(1) Enable View Menu > Edit Mode Options > Apply Multiple Modifiers if no conflict (shortcut: D ).

Now the timeline that is not currently being edited works, so only child mesh groups that fit the current state are shown in the workspace.

Currently, the bones are set to not be visible in the workspace.
Let's make the bones visible by pressing the  B  button or by turning on the View menu > Show Bones.
However, all bones are shown independently of the rendering state of the child mesh groups.
Too many bones are cluttered up in the workspace, making it difficult to edit.

Let's use Visibility Preset.
(1) Select View menu > Visibility Preset > Settings.

(1) Add a new rule.
(2) Set the method of this rule to "Show Bones If Mesh Group Visible".
This option causes the bones to be rendered in the workspace only when the mesh group they belong to is rendered.

Apply the created rule.
(1) Select the created rule in View menu > Visible Preset and (2) click Enable Preset to activate it. (Shortcut key: I )
(3) When the animation is played, only the bones for the child mesh group that are visible are shown in the workspace.

Now that everything is ready, it's time to create the bone animation.
Within an animation clip, you can create motion to make a character move while changing direction.
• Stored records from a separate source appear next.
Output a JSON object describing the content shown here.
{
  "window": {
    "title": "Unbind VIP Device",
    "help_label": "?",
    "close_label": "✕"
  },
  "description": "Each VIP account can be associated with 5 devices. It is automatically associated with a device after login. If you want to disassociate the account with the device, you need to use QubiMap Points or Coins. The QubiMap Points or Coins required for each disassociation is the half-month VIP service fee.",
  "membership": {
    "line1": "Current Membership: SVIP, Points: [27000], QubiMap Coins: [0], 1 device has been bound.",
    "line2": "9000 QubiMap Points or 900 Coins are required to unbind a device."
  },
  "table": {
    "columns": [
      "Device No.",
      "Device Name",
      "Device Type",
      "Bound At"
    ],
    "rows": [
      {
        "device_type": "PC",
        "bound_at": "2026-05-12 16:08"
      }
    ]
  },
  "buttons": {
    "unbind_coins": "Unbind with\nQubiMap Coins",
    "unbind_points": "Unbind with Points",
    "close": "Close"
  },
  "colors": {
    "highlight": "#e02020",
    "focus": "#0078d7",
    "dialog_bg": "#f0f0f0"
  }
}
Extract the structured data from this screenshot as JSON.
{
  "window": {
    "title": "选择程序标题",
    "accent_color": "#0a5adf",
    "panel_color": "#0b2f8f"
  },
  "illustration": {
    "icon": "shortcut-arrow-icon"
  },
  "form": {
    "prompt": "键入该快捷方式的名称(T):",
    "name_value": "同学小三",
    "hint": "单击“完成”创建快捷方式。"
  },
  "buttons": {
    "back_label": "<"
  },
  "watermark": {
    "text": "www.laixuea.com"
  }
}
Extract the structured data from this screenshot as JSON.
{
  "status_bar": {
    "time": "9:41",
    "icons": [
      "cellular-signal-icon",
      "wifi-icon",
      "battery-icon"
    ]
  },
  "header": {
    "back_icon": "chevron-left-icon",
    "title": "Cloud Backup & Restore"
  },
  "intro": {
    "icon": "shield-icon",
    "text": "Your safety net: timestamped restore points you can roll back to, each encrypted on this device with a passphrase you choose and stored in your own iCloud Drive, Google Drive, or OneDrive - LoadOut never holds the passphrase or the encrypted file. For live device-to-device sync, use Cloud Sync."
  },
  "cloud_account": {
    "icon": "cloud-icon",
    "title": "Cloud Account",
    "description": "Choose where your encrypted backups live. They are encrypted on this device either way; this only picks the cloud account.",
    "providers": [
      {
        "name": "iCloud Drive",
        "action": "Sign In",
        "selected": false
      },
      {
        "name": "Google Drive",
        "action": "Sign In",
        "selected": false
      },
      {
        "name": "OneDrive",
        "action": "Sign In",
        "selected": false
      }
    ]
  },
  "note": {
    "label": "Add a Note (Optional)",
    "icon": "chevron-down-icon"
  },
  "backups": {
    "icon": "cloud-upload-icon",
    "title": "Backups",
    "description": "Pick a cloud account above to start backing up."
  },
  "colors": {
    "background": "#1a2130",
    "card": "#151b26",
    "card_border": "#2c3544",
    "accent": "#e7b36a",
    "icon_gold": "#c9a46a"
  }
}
This process will be different depending on what motion your character has and how you animate it.
Even so, the following explanations will help you as you create motions.

(1) Select the Transform timeline and timeline layers, create keyframes, and (2) modify the character's pose.

(1) Create keyframes just before the character's direction changes.
(2) Modify the pose as closely as possible to the next pose of the character.

When the character's direction changes by moving to the next frame, the smaller the difference in pose from the previous frame, the more natural the animation.

If the positions of the last keyframes in the previous character direction and the first keyframes in the next direction are the same, the transition will be more natural.

By combining the bone animation and the control parameters, we created an animation that looks like a character rotating as above.
If you add more keyframes, Morph modifier, and proper character images suitable for rotation, you will be able to create a much higher quality work.

Setting the control parameters and poses so that the character's direction transitions naturally takes a lot of know-how.
In addition to our description of the features, try creating your own animations to gain a lot of experience and create great creations.

Let's check the finished character animation in the Unity scene.
(1) On the screen where the root unit is selected, select Animation Clip and activate Auto Play to make the animation play automatically.
(2) Execute Bake.

You should see the finished animation playing in the Unity scene.

The way to use multiple child mesh groups is to edit many objects at the same time as shown in the description.
The inevitable cons are that the workflow is rather difficult and there are a lot of things that need to be set up.
However, overcoming these difficulties has a huge advantage in being able to represent a change in character direction within a single animation.
This is a good technique for creating complex motions in side-view action games, such as characters running, fighting, jumping and turning around.